#### THE DATA ####

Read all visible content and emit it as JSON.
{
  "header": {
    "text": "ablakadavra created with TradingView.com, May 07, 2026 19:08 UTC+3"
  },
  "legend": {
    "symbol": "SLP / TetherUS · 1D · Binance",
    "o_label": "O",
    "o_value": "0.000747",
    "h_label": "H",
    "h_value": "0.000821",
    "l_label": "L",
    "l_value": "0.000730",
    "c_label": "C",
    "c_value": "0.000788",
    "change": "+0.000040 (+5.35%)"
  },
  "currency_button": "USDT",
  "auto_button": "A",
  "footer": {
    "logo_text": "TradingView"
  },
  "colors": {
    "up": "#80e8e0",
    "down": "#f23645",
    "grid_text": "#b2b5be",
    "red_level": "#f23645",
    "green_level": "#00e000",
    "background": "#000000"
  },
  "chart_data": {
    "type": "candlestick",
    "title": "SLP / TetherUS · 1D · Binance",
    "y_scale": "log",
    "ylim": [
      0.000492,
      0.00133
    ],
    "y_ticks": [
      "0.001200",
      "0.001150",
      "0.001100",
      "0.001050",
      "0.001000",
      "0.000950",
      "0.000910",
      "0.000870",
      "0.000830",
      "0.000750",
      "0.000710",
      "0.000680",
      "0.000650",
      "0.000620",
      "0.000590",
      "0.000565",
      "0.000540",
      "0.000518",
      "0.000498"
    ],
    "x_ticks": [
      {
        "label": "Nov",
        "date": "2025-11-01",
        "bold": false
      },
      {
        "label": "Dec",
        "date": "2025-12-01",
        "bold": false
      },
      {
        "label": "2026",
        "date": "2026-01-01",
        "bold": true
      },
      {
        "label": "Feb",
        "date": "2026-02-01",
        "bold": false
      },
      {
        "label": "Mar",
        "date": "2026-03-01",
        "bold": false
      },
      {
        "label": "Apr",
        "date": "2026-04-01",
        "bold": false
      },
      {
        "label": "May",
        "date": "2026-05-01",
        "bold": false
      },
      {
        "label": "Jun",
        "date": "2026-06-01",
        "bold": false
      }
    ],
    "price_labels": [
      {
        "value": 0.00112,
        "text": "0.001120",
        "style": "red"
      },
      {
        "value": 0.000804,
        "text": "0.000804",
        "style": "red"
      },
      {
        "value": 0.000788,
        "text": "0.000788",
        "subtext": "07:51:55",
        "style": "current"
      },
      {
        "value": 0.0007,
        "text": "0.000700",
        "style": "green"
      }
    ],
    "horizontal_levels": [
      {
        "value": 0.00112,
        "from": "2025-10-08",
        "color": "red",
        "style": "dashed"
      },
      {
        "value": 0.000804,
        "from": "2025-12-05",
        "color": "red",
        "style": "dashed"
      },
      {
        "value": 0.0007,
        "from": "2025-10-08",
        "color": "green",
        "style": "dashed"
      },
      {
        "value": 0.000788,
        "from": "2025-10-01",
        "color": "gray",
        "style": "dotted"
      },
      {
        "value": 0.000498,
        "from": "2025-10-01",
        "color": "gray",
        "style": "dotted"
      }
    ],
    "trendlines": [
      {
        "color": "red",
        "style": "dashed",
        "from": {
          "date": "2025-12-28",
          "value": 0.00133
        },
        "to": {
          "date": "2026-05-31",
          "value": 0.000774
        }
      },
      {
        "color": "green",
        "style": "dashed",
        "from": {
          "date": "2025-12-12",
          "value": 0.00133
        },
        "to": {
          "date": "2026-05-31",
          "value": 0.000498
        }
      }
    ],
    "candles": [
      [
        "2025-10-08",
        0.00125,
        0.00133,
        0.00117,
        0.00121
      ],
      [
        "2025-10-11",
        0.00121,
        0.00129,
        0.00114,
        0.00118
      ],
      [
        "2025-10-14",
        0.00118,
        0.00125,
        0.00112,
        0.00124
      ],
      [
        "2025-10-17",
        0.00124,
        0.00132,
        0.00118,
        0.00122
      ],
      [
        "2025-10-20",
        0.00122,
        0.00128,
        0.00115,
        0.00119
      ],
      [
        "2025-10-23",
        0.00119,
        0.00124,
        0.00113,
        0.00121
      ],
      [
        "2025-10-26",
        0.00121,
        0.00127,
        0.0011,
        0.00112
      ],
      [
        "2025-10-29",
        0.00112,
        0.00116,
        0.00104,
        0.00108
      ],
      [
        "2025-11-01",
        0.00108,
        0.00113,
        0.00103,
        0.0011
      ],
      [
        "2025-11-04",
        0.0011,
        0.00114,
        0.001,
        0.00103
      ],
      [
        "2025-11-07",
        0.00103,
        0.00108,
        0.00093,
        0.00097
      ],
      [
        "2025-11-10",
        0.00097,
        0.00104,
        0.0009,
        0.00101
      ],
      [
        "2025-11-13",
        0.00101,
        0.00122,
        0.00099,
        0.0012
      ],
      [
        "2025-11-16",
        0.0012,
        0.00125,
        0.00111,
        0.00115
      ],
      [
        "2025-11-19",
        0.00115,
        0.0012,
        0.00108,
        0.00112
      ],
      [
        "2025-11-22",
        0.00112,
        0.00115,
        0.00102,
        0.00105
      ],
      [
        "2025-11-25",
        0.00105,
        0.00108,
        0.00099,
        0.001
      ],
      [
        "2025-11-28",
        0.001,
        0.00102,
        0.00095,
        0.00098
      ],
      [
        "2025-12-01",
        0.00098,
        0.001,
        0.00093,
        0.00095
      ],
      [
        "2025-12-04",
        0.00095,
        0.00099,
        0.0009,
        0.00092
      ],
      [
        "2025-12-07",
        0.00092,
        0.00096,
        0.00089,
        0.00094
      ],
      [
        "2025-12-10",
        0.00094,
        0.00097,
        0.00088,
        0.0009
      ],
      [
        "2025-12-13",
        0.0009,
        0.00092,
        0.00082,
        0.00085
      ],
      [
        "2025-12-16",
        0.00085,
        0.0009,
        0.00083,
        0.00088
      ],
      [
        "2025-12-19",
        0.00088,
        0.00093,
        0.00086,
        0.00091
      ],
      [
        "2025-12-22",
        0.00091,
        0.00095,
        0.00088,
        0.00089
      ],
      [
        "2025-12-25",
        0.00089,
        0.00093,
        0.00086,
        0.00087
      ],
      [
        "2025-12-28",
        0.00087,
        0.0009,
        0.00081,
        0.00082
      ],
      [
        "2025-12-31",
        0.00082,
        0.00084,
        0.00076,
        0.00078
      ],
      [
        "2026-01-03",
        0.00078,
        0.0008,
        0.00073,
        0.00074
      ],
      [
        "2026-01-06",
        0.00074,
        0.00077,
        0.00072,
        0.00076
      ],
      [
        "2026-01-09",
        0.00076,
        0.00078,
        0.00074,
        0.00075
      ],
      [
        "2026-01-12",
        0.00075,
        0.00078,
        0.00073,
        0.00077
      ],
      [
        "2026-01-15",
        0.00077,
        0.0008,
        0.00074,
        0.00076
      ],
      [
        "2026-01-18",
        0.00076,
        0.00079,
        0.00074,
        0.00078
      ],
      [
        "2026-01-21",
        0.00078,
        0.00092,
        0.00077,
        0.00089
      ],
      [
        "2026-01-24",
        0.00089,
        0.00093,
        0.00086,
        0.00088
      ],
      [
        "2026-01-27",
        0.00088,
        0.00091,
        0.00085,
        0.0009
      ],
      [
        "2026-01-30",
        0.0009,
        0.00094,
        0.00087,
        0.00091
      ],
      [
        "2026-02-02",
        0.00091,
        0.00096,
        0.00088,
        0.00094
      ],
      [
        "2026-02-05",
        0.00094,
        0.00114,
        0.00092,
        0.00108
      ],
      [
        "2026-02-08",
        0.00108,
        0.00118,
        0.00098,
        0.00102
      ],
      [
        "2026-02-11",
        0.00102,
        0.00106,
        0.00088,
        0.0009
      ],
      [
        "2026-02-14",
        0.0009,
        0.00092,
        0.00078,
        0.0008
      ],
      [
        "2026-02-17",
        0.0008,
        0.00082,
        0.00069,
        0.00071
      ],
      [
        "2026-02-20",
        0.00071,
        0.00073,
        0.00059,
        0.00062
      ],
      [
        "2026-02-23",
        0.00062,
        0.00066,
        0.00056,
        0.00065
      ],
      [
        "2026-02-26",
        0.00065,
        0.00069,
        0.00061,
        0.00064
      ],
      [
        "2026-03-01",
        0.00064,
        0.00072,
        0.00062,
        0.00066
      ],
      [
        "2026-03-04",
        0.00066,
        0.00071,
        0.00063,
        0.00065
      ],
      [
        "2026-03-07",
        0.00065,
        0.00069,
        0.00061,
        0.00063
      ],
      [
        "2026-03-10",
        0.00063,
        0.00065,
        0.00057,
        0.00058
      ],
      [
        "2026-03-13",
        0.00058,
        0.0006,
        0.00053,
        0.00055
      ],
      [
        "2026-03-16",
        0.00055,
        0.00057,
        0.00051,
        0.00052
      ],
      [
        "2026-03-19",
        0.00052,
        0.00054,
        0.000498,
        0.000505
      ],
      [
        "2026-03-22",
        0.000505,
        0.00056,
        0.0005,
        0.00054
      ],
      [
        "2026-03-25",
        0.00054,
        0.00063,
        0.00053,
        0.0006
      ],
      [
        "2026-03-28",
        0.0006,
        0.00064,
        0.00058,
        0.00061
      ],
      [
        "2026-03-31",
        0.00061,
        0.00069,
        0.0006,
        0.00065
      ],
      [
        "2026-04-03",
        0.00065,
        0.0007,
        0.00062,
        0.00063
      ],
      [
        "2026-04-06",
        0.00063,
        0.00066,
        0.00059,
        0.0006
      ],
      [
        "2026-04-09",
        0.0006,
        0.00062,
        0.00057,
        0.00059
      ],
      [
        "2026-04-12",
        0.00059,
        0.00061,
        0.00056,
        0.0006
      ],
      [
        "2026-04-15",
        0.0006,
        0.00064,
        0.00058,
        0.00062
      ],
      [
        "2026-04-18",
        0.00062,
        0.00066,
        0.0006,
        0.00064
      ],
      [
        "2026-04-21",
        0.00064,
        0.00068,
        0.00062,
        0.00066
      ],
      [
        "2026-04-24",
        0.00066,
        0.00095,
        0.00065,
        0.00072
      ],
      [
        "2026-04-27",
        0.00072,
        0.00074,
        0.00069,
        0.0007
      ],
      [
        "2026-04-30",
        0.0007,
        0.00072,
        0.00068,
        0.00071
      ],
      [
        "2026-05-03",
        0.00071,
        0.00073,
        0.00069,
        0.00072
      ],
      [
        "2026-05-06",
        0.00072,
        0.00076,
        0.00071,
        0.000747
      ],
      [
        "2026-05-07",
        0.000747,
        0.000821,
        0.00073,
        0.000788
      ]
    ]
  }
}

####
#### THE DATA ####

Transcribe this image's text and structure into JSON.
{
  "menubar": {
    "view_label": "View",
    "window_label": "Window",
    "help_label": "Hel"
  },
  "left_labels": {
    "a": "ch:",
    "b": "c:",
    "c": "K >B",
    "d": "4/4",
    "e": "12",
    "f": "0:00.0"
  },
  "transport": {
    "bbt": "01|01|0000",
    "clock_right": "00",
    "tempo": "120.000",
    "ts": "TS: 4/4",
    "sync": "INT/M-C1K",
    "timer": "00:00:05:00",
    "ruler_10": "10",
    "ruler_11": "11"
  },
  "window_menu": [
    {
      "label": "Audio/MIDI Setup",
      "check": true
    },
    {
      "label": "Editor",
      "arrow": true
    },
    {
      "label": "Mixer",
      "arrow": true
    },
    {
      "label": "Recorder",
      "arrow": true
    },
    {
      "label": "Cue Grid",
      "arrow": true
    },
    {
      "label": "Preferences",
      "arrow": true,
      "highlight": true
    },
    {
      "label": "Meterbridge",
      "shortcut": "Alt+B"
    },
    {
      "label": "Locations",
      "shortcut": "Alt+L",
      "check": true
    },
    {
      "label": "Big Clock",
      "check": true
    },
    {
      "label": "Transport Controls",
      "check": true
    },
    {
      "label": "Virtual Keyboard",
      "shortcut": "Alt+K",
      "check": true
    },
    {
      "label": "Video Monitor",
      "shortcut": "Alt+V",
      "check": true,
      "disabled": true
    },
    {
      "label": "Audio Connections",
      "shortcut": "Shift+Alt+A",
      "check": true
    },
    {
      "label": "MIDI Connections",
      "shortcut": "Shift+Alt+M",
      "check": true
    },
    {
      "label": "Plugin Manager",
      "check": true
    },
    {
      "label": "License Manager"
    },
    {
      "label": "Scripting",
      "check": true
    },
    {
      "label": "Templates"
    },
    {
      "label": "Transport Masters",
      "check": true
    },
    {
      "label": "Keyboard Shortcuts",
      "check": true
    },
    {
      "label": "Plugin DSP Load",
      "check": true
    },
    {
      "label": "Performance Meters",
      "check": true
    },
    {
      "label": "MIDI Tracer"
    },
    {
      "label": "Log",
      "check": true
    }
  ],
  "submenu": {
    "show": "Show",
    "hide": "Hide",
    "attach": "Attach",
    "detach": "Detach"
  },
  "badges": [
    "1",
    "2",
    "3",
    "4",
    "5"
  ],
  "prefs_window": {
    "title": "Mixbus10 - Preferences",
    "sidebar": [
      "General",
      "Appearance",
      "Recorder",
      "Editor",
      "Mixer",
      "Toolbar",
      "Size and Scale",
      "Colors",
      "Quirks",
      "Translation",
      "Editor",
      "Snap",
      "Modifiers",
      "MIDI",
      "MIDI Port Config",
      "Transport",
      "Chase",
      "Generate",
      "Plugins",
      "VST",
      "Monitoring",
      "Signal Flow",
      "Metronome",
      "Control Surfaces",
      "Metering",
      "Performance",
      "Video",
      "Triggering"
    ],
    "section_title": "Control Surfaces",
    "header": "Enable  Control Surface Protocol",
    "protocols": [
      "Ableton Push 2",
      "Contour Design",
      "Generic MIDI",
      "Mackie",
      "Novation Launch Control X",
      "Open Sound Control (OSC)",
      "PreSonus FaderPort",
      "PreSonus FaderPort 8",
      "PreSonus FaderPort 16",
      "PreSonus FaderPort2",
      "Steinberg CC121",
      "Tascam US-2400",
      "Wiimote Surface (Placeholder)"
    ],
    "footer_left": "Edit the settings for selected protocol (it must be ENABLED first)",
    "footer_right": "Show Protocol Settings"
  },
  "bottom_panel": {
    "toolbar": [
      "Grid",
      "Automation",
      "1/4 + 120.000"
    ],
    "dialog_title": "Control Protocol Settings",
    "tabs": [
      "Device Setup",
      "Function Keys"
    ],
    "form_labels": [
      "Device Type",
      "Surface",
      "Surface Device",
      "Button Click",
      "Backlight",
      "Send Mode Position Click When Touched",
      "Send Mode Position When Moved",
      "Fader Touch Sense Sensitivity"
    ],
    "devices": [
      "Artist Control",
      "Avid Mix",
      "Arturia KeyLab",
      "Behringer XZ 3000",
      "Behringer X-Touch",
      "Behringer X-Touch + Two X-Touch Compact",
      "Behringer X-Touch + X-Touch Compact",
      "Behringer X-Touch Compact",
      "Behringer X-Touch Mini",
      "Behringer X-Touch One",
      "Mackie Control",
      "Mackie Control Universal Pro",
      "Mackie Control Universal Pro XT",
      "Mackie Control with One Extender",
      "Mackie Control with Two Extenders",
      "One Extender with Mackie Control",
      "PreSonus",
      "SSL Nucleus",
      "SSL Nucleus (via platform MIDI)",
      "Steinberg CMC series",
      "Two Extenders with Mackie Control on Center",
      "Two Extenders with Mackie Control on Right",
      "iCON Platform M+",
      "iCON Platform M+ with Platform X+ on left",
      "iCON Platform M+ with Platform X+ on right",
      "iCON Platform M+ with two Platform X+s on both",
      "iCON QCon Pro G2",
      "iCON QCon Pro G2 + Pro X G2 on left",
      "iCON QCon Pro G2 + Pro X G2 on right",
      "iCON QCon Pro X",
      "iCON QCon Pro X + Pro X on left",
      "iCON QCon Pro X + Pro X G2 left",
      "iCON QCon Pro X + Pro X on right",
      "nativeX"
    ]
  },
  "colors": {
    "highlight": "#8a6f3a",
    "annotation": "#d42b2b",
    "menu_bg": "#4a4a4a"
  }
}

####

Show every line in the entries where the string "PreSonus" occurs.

-- EXERCISE RESPONSE --
      "PreSonus FaderPort",
      "PreSonus FaderPort 8",
      "PreSonus FaderPort 16",
      "PreSonus FaderPort2",
      "PreSonus",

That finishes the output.